Latin Names: Rhodiola rosea

Background

  • Rhodiola grows in cold regions and at high altitudes in Europe and Asia.
  • Rhodiola has a long history of medicinal use in Russia, Scandinavia, and other parts of Europe. Traditionally, it was used to attempt to increase endurance, work performance, and tolerance of high altitudes and to treat fatigue, weakness, and other symptoms.
  • Today, rhodiola is promoted to increase energy, stamina, strength, and mental capacity, improve athletic performance, resist the effects of stress, and help manage depression, anxiety, and other symptoms.

How Much Do We Know?

  • Some preliminary research has been done on rhodiola and its components, but few rigorous studies of this herb have been done in people.

What Have We Learned?

  • There isn’t enough evidence from studies in people to allow conclusions to be reached about whether rhodiola is helpful for any health-related use.

What Do We Know About Safety?

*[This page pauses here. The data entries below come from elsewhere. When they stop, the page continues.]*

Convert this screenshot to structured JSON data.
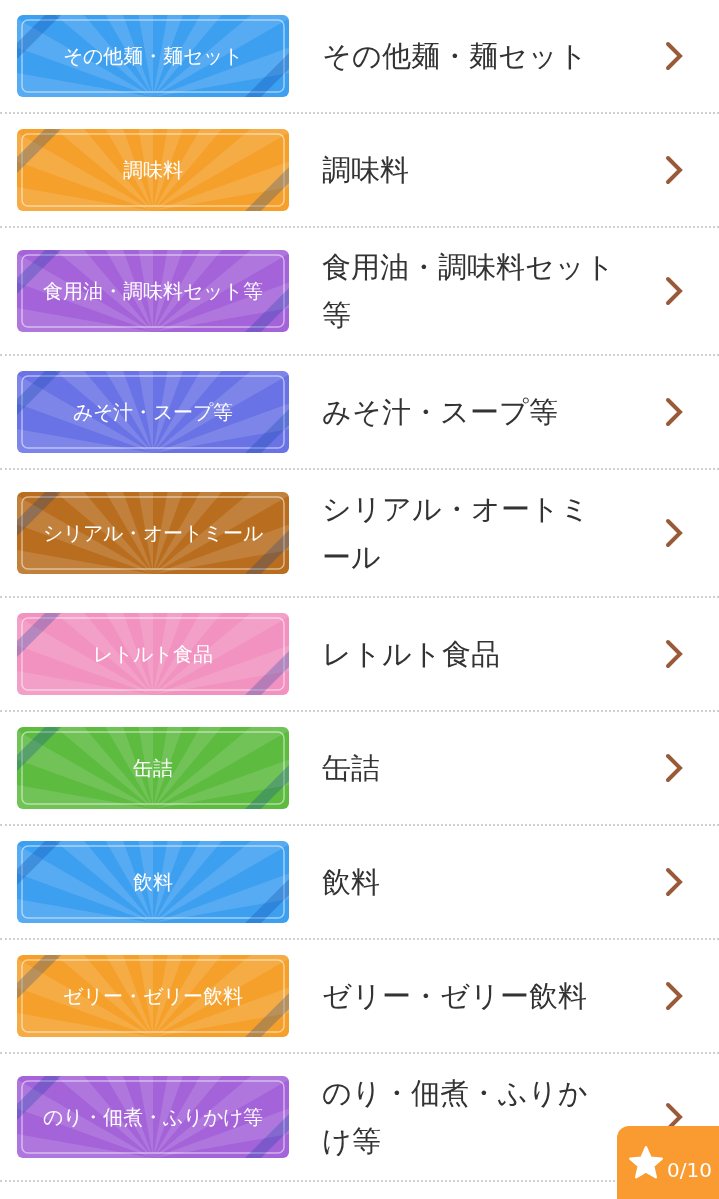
{
  "categories": [
    {
      "banner": "その他麺・麺セット",
      "title": "その他麺・麺セット",
      "color": "#3d9ff0"
    },
    {
      "banner": "調味料",
      "title": "調味料",
      "color": "#f5a02a"
    },
    {
      "banner": "食用油・調味料セット等",
      "title": "食用油・調味料セット等",
      "color": "#a463d8"
    },
    {
      "banner": "みそ汁・スープ等",
      "title": "みそ汁・スープ等",
      "color": "#6a73e6"
    },
    {
      "banner": "シリアル・オートミール",
      "title": "シリアル・オートミール",
      "color": "#b86e1e"
    },
    {
      "banner": "レトルト食品",
      "title": "レトルト食品",
      "color": "#f292c0"
    },
    {
      "banner": "缶詰",
      "title": "缶詰",
      "color": "#5dbb3f"
    },
    {
      "banner": "飲料",
      "title": "飲料",
      "color": "#3d9ff0"
    },
    {
      "banner": "ゼリー・ゼリー飲料",
      "title": "ゼリー・ゼリー飲料",
      "color": "#f5a02a"
    },
    {
      "banner": "のり・佃煮・ふりかけ等",
      "title": "のり・佃煮・ふりかけ等",
      "color": "#a463d8"
    }
  ],
  "favorites_badge": {
    "count": "0/10"
  }
}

  • Rhodiola has been used safely in studies lasting 6 to 12 weeks. Possible side effects include dizziness and either dry mouth or excessive saliva production.
  • Little is known about whether it’s safe to use rhodiola during pregnancy or while breastfeeding.

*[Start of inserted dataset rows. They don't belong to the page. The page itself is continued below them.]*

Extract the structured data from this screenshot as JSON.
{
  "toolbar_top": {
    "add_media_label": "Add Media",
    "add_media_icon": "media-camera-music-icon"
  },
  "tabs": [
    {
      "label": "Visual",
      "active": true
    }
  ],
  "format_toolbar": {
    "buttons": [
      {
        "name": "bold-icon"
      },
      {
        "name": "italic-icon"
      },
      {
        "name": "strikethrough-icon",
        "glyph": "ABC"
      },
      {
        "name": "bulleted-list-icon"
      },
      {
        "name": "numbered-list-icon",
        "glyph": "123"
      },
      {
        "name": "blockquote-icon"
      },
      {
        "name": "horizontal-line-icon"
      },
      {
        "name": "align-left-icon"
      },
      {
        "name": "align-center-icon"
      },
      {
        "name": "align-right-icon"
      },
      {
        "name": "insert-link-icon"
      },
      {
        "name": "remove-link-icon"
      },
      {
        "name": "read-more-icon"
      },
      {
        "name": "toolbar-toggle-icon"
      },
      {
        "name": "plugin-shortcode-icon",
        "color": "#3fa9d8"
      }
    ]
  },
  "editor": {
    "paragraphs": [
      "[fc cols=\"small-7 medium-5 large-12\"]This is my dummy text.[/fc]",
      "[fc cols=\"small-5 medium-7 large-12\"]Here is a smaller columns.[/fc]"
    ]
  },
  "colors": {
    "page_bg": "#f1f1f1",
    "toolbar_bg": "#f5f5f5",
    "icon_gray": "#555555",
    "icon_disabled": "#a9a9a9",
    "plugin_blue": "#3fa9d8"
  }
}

Keep in Mind

  • Take charge of your health—talk with your health care providers about any complementary health approaches you use. Together, you can make shared, well-informed decisions.

For More Information

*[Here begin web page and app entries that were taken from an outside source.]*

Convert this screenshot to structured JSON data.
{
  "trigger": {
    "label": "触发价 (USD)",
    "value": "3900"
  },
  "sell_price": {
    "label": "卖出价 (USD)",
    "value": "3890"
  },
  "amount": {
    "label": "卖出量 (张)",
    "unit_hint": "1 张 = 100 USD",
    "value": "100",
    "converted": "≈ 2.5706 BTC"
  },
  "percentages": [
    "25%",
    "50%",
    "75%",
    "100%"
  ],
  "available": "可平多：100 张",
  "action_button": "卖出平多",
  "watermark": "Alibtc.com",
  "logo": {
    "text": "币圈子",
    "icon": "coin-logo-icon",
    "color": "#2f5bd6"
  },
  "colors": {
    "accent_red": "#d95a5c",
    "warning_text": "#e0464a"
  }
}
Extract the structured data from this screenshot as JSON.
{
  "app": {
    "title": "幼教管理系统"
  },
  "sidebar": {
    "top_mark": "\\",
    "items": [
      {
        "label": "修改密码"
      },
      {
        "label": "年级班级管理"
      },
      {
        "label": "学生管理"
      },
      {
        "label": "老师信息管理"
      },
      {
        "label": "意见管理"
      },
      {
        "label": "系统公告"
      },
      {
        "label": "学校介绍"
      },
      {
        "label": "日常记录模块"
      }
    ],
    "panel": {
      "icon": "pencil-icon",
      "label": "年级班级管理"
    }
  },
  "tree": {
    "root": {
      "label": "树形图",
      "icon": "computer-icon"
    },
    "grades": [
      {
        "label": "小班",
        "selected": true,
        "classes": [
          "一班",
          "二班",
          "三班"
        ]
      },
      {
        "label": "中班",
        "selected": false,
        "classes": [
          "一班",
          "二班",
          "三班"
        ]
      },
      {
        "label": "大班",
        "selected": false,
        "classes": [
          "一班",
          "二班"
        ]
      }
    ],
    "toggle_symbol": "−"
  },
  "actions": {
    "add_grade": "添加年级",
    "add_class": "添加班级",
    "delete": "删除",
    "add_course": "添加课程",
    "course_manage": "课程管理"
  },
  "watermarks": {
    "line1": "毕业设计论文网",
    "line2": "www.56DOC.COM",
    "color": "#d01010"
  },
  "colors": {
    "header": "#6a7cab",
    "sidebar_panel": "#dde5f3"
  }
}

NCCIH Clearinghouse

The NCCIH Clearinghouse provides information on NCCIH and complementary and integrative health approaches, including publications and searches of Federal databases of scientific and medical literature. The Clearinghouse does not provide medical advice, treatment recommendations, or referrals to practitioners.

Toll-free in the U.S.: 1-888-644-6226

tty (for deaf and hard-of-hearing callers):

1-866-464-3615

Website: https://nccih.nih.gov/

Email: info@nccih.nih.gov (link sends e-mail)

PubMed®

A service of the National Library of Medicine, PubMed® contains publication information and (in most cases) brief summaries of articles from scientific and medical journals. For guidance from NCCIH on using PubMed, see How To Find Information About Complementary Health Approaches on PubMed.

Website: https://pubmed.ncbi.nlm.nih.gov/

Office of Dietary Supplements (ODS), National Institutes of Health (NIH)

ODS seeks to strengthen knowledge and understanding of dietary supplements by evaluating scientific information, supporting research, sharing research results, and educating the public. Its resources include publications (such as Dietary Supplements: What You Need to Know), fact sheets on a variety of specific supplement ingredients and products (such as vitamin D and multivitamin/mineral supplements), and the PubMed Dietary Supplement Subset.

Website: https://ods.od.nih.gov/

Email: ods@nih.gov (link sends e-mail)

Key References

This publication is not copyrighted and is in the public domain. Duplication is encouraged.

NCCIH has provided this material for your information. It is not intended to substitute for the medical expertise and advice of your health care provider(s). We encourage you to discuss any decisions about treatment or care with your health care provider. The mention of any product, service, or therapy is not an endorsement by NCCIH.

Last Updated: October 2020